Meanwhile Gina said: ‘The thing is, I’ve had a very varied life. I’m a pretty strong person. I lived in a car for three weeks or so.’
And Alan said he could empathise with Gina, saying: ‘Sleeping in a car, I did that for two years, because they couldn’t house me. So I know exactly how it feels to be sleeping in the front of a car. I get that.’
Gina explained that she has received ‘a lot of anger’ and said racist abuse has increased since Brexit
Meanwhile Alan said he felt ‘terrible’ about his attacks and admitted the trolling was ‘out of order’

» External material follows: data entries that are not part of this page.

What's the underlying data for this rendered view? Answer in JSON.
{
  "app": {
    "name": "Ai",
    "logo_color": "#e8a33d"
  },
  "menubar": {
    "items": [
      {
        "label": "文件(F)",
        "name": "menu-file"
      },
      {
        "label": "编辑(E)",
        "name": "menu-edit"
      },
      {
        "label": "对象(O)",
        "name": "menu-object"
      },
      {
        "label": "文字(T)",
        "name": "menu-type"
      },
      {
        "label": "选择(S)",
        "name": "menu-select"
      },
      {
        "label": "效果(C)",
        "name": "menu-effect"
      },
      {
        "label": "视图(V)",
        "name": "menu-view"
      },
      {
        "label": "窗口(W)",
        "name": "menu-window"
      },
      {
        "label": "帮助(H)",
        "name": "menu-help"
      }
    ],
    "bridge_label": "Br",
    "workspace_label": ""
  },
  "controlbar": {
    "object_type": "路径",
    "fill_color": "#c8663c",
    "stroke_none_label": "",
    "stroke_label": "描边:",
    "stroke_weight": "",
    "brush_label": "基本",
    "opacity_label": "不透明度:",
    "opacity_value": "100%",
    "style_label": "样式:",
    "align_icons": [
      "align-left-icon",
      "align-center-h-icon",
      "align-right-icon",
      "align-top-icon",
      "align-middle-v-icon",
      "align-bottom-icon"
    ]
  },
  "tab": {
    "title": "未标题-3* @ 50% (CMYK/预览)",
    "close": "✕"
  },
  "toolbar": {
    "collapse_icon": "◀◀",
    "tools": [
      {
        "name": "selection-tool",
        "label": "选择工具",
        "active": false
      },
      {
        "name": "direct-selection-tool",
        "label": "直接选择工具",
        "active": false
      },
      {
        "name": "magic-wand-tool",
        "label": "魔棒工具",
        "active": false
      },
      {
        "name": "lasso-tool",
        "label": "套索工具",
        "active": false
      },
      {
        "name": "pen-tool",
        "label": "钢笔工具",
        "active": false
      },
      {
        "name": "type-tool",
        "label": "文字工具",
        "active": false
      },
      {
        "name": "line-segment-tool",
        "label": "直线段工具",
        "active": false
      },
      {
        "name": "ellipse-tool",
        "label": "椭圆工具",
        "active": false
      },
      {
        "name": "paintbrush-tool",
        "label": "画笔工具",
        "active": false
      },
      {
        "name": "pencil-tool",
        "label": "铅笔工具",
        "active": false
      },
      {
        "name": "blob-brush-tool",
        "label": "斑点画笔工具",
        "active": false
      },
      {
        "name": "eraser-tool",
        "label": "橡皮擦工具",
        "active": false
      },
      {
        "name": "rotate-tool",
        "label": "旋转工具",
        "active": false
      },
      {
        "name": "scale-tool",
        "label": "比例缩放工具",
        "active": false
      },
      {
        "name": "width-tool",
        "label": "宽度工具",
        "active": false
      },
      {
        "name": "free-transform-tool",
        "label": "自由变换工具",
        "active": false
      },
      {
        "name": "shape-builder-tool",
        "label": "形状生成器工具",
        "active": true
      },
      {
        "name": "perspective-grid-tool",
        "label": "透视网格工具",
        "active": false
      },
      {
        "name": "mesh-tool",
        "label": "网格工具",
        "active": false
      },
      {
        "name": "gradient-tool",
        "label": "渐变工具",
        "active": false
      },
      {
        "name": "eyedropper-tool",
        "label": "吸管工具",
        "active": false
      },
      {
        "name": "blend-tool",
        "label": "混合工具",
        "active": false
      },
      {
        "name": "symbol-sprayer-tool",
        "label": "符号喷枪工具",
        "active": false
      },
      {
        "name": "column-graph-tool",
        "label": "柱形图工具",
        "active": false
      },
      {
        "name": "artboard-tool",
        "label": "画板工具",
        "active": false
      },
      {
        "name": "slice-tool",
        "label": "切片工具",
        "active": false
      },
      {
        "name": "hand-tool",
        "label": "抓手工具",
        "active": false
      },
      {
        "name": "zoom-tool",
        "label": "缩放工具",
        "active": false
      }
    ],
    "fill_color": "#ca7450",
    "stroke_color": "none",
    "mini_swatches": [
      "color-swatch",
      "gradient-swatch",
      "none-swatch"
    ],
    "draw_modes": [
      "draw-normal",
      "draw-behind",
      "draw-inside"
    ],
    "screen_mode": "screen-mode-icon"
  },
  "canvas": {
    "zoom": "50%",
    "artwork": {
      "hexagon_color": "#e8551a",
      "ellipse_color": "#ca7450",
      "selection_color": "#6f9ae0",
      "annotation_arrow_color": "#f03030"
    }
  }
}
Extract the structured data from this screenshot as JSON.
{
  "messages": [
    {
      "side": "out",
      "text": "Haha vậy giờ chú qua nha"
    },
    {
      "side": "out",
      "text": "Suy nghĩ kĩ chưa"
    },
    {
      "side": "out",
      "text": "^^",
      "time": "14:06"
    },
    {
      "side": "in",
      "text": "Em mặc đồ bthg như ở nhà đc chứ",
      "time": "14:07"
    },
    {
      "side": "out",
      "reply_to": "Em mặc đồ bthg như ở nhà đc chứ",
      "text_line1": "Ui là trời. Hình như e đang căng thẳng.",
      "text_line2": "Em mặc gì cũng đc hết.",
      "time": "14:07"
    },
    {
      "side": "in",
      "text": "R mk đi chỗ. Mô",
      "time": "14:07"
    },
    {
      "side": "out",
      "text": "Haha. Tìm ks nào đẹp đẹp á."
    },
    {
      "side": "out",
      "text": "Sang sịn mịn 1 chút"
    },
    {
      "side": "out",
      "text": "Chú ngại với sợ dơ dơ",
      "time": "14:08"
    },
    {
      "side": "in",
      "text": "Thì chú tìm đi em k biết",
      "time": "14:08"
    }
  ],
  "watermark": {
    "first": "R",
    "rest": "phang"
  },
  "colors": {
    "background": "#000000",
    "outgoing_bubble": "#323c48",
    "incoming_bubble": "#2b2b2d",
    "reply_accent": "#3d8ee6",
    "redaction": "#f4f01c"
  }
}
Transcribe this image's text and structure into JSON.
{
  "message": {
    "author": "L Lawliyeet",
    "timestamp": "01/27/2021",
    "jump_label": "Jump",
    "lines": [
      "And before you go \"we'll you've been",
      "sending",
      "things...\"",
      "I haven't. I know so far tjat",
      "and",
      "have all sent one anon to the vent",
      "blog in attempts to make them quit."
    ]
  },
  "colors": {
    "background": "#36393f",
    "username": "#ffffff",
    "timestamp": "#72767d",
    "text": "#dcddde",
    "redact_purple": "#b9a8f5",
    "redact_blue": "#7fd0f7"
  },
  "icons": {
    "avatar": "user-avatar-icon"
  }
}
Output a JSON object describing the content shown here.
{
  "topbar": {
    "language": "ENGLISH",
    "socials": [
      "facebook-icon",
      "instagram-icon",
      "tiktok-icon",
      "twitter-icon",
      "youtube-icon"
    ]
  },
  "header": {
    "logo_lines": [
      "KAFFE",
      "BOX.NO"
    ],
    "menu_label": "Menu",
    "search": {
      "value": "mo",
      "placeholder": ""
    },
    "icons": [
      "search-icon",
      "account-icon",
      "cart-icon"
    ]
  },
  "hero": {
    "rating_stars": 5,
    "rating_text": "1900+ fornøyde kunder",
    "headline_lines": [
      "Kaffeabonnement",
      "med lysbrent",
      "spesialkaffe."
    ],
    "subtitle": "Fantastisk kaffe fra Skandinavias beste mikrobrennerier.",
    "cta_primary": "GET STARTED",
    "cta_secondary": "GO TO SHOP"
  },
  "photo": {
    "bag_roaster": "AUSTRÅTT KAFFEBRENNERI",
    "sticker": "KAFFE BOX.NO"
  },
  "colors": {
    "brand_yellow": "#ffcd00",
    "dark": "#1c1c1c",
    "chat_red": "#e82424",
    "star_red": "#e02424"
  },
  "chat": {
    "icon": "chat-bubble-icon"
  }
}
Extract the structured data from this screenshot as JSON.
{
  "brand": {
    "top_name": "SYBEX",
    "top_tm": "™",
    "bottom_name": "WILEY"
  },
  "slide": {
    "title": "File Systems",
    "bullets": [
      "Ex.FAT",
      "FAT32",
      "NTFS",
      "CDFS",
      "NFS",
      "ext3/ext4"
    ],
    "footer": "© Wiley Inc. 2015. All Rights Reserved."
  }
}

He went on to say he felt ‘terrible’ about the online attacks, explaining: ‘Now I’ve met you and heard where you’re at, it’s a wrong thing for me to do.
Who is Gina Miller?
The mother-of-three, who was born in Guyana but grew up in Britain, became a successful City investment manager and also set up the No.1 Ladies’ Investment Club for women in business.
And friends say she is sharp-witted and acid-tongued, with a reputation for winning every argument.
Describing herself as a ‘natural fighter, she has rattled cages in the City and accused the charity sector of widespread inefficiencies.
Gina Miller went on to study law at university and turned to modelling and is said to have been the inspiration behind playwright Dennis Potter’s racy BBC drama Blackeyes, which starred Gina Bellman as a fashion model.
Married for the first time at 20, she had disabled daughter Lucy-Ann, who ‘was deprived of oxygen at birth’.
Her second husband, she claims, was a drinker who beat her badly (he denies this), forcing her to flee with her daughter.
For a time they lived like vagrants, sleeping in her ‘little blue car’ in multistorey car parks in Wiltshire.
She now has two young children with her third husband and live in a £7million townhouse in Chelsea, West London.
‘I never knew at the time, it was just angering. It was who do these people think they are? You’re all f****** rich and elite. What do they know about my life?’
Meanwhile Gina revealed she had received worse abuse since Brexit was over, saying: ‘I’ve noticed that a lot of the anger I was getting before, was about Brexit.
‘But now its over, its changed. It’s about being a woman of colour, that I look like an ape. I actually get told worse things now than I was before.’
Alan shook his head, saying: ‘I don’t agree with what’s going on with yourself. It’s well out of order.’
‘These debates are important because were we’re coming from different slants and where we’re looking at stuff.’
Meanwhile Gina said: ‘I hope you can become a messenger because all I worry about is my son and your son. I don’t want them to be in a country full of hate.’
The investment fund manager and campaigner first came to public prominence in 2016 when she launched a legal challenge to then prime minister Theresa May’s decision to use the royal prerogative to trigger Article 50, starting a two-year countdown to the UK’s departure from the EU.
The High Court ruled that the prime minister did not have the power to trigger Article 50 without the authority of Parliament, a ruling ultimately upheld by the Supreme Court in January 2017.